Homophobic Nations Not Allowed to Enter European Union
Officials from the European Commission, the executive body that governs the European Union, announced in a statement that it would no longer accept anti-gay countries as members, EUobserver reported.
"Rights of LGBT [lesbian, gay, bisexual and transgender] people thus form an integral part of both the Copenhagen political criteria for accession and the EU legal framework on combatting discrimination," reads the statement. "They are closely monitored by the EU commission, which reports annually on the progress made by enlargement countries with regard to the situation of the LGBT community."
The commission note was sent to the EUobsever in response to a question from an interview with an Armenian cleric.
According to Wikipedia, many Armenians consider homosexuality to be taboo. The Christian country does not recognize gay marriage and gay men and woman are not allowed to openly serve in the military. Additionally, there are no anti-discrimination laws that protect on the grounds of sexual orientation or gender identity.

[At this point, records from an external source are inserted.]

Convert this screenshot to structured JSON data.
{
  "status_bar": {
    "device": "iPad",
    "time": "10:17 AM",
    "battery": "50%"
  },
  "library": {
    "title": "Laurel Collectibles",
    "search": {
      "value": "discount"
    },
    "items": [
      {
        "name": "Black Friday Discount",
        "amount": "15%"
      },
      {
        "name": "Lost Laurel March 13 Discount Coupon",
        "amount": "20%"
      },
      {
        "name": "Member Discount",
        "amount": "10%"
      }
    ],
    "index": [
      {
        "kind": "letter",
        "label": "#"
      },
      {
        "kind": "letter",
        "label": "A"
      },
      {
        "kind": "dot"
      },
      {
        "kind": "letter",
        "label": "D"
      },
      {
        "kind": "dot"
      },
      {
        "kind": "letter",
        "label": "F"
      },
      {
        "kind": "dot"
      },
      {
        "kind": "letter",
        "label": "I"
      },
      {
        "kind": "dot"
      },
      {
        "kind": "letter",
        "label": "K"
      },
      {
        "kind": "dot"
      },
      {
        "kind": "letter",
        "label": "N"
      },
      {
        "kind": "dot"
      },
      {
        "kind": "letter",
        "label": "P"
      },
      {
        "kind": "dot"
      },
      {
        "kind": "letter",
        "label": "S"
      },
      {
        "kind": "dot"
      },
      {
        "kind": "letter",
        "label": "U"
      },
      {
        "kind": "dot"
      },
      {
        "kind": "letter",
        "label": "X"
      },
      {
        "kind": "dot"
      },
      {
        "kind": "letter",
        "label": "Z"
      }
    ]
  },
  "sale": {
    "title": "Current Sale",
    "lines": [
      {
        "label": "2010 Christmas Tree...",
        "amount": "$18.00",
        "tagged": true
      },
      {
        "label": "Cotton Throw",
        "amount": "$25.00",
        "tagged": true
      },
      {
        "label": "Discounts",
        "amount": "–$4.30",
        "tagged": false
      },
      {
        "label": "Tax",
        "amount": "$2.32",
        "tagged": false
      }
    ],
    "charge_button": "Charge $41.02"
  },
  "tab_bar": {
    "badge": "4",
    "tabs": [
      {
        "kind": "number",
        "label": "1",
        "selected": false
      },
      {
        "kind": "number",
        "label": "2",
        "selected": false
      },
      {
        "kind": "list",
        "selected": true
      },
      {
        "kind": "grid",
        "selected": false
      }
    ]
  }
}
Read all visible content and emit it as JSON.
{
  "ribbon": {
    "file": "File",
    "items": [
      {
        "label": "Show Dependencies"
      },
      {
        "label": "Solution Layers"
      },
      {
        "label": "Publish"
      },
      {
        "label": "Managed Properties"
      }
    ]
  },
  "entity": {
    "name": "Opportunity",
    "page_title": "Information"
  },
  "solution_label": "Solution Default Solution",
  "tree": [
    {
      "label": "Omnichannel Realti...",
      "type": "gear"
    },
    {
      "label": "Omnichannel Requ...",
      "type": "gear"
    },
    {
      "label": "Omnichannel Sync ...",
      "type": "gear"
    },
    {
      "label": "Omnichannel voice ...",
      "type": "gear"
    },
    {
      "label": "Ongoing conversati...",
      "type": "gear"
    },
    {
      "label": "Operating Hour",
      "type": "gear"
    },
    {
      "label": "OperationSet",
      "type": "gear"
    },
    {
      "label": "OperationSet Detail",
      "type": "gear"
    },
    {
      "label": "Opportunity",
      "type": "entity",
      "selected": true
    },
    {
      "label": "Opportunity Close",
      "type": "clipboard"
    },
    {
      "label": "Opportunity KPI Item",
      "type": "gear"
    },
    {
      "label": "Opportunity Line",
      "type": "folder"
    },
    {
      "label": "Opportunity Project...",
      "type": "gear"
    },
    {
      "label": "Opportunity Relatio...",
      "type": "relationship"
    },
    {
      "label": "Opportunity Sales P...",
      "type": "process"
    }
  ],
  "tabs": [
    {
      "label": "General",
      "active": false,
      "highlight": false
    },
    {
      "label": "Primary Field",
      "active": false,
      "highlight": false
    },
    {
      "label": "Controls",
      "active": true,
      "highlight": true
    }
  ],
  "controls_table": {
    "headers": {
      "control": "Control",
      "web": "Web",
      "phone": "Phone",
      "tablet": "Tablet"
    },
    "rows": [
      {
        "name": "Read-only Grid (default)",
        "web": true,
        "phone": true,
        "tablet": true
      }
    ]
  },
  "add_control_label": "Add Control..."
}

"It's not in our culture to accept homosexuals," Bishop Hovakim Manukyan told EUobserver in an interview. "I mean, we don't reject the person, but we reject the sin and this is our freedom as Armenians. Our culture does not accept this."
Iceland, Macedonia, Montenegro, Serbia and Turkey are current candidates to become members of the European Union. Of those countries, only Iceland recognizes same-sex marriage. All of the nations, however, have legalized same-sex activity.
Serbia, however, has come under intense criticism for banning both Pride marches and counter protests. The government received withering criticism for not even giving a slap on the wrist to men who assaulted a woman because she was a lesbian. The Serbian government at best tolerates homophobia, according to observers.
The International Gay & Lesbian Association recently ranked European countries in 42 categories that pertain to LGBT rights. A number of nations that are currently in the European Union received very poor scores but the recently approved country of Croatia earned decent marks from the organization. Croatia, which doesn't support marriage equality, will become an official member of the European Union next year.
Albania has applied for a membership but has not been officially recognized as a candidate. Although the conservative country currently does not recognize marriage equality, there has been a pro-gay movement in recent years and Prime Minister Sali Berisha has proposed to legalize gay marriage.